Original title and link: Cascalog and Cascading: Productivity Solutions for Data Scientists (NoSQL database©myNoSQL)


Cascading 2.0 Released

Cascading the Java framework offering data processing, data flow, data integration, and process scheduling APIs for Hadoop has reached version 2.0. The most interesting points in this release summarized on the Cascading blog:

  • Apache 2.0 Licensing
  • Support for Hadoop 1.0.2
  • Local and Hadoop planner modes, where local runs in memory without Hadoop dependencies
  • HashJoin pipe for “map side joins”
  • Merge pipe for “map side merges”
  • Simple Checkpointing for capturing intermediate data as a file
  • Improved Tap and Scheme APIs


Original title and link: Cascading 2.0 Released (NoSQL database©myNoSQL)

Cascalog-Checkpoint: Fault-Tolerant MapReduce Topologies

A brief but very clear explanation of the benefits of using Cascalog-checkpoints by Paul Lam:

Building Cascading/Cascalog queries can be visualised as assembling pipes to connect a flow of data. Imagine that you have Flow A and B. Flow B uses the result from A along with other bits. Thus, Flow B is dependent on A. Typically, if a MapReduce job fail for whatever reason, you simply fix what’s wrong and start the job all over again. But what if Flow A takes hours to run (which is common for a MR job) and the error happened in Flow B? Why re-do all that processing for Flow A if we know that it finished successfully?

Original title and link: Cascalog-Checkpoint: Fault-Tolerant MapReduce Topologies (NoSQL database©myNoSQL)


An Introduction to Scalding, the Scala and Cascading MapReduce Framework From Twitter

A fantastic guide to Twitter’s Scala and Cascading MapReduce framework Scalding from Edwin Chen1:

In 140: instead of forcing you to write raw map and reduce functions, Scalding allows you to write natural code like

// Create a histogram of tweet lengths.'tweet -> 'length) { tweet : String => tweet.size }.groupBy('length) { _.size }

Looking at the code samples, this looks a lot like Apache Pig. But the Scalding documentation compares it to Scrunch/Scoobi and points to the answers in this Quora thread:

The main difference between Scalding (and Cascading) and Scrunch/Scoobi is that Cascading has a record model where each element in your distributed list/table is a table with some named fields. This is nice because most common cases are to have a few primitive columns (ints, strings, etc…).

  1. Edwin Chen is data scientist at Twitter 

Original title and link: An Introduction to Scalding, the Scala and Cascading MapReduce Framework From Twitter (NoSQL database©myNoSQL)


Looking for a Map Reduce Language

Java, Cascading, Pipes - C++, Hive, Pig, Rhipe, Dumbo, Cascalog… which one of these should you use for writing Map Reduce code?

Antonio Piccolboni takes them up for a test:
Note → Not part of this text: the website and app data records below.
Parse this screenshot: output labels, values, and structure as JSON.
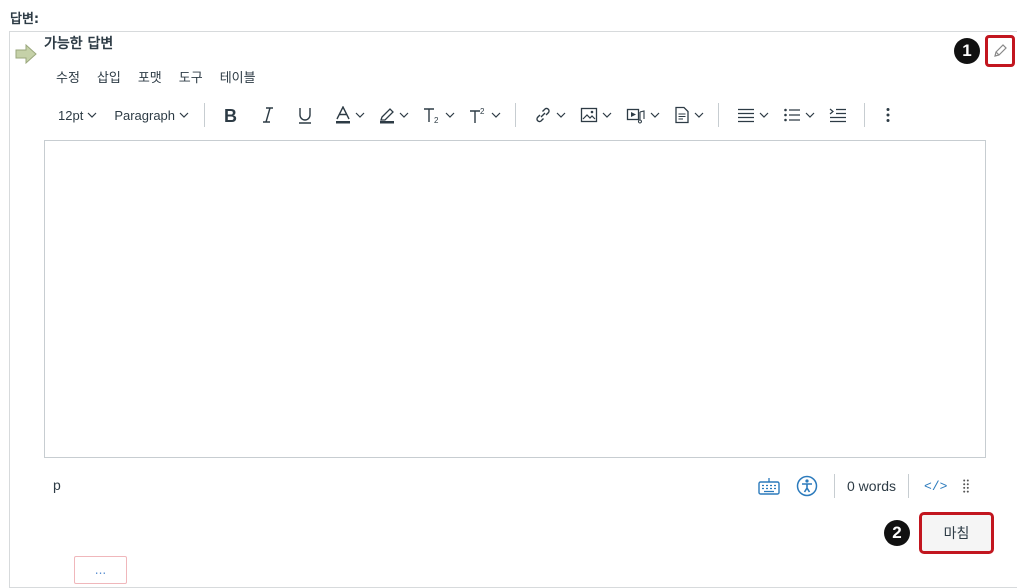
{
  "section_label": "답변:",
  "answer": {
    "title": "가능한 답변"
  },
  "callouts": {
    "one": "1",
    "two": "2"
  },
  "menubar": [
    "수정",
    "삽입",
    "포맷",
    "도구",
    "테이블"
  ],
  "toolbar": {
    "font_size": "12pt",
    "block_format": "Paragraph"
  },
  "status": {
    "path": "p",
    "word_count": "0 words",
    "html_label": "</>"
  },
  "done_label": "마침",
  "more_label": "...",
  "colors": {
    "highlight_red": "#c2161f",
    "link_blue": "#2b7abc",
    "text": "#2d3b45"
  }
}
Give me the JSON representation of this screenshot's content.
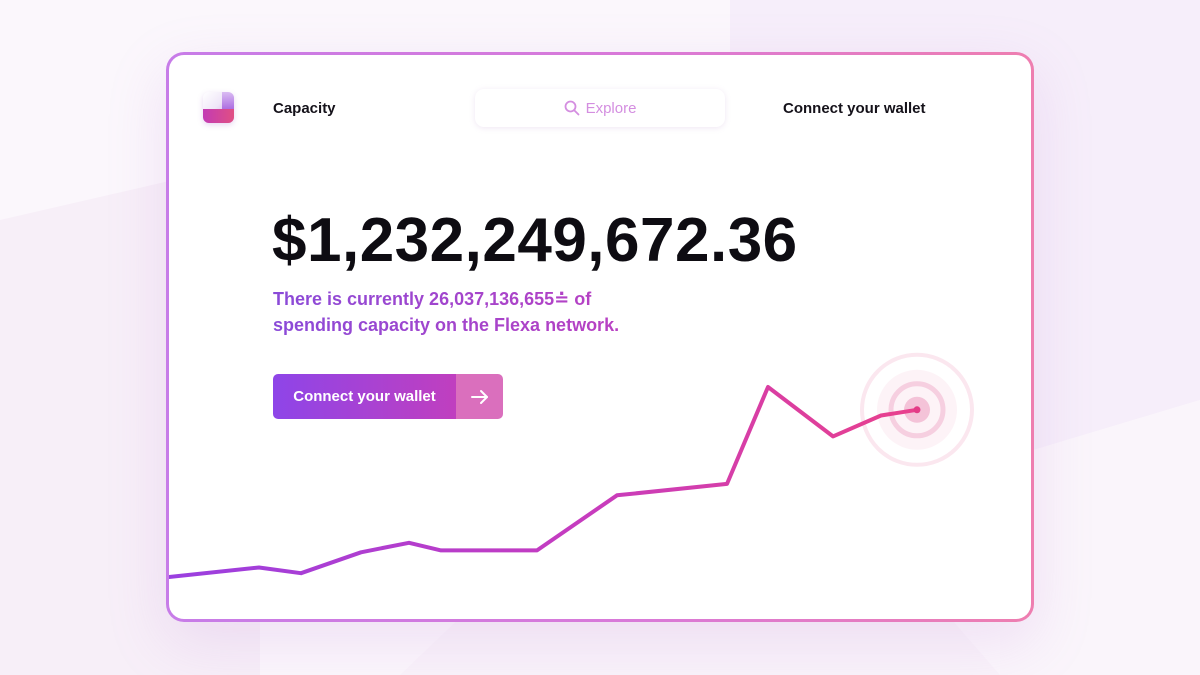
{
  "nav": {
    "title": "Capacity",
    "search_placeholder": "Explore",
    "connect_label": "Connect your wallet"
  },
  "hero": {
    "amount": "$1,232,249,672.36",
    "description_line1": "There is currently 26,037,136,655≐ of",
    "description_line2": "spending capacity on the Flexa network.",
    "cta_label": "Connect your wallet"
  },
  "icons": {
    "logo": "flexa-logo",
    "search": "search-icon",
    "cta_arrow": "arrow-right-icon",
    "endpoint": "pulse-dot-icon"
  },
  "colors": {
    "accent_purple": "#8e45e8",
    "accent_magenta": "#c03fbf",
    "accent_pink": "#e9468f",
    "text_dark": "#15121a"
  },
  "chart_data": {
    "type": "line",
    "title": "",
    "xlabel": "",
    "ylabel": "",
    "grid": false,
    "x": [
      0,
      1,
      2,
      3,
      4,
      5,
      6,
      7,
      8,
      9,
      10,
      11,
      12,
      13
    ],
    "ylim": [
      0,
      100
    ],
    "series": [
      {
        "values": [
          0,
          5,
          2,
          13,
          18,
          14,
          14,
          43,
          49,
          100,
          74,
          85,
          88,
          88
        ],
        "x": [
          0,
          90,
          132,
          192,
          240,
          272,
          368,
          448,
          558,
          599,
          664,
          712,
          748,
          748
        ]
      }
    ],
    "gradient": [
      "#9a3fe0",
      "#c63cbf",
      "#e9408c"
    ]
  }
}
At the end of this by necessity incomplete and unscientific language and library comparison, there is a winner and there isn’t. There isn’t because language comparison is always multidimensional and subjective but also because the intended applications are very different. On the other hand, looking for a general purpose, moderately elegant, not necessarily most efficient, not necessarily mature language for exploration purposes, Rhipe seems to fit the bill pretty nicely.

Original title and link: Looking for a Map Reduce Language (NoSQL database©myNoSQL)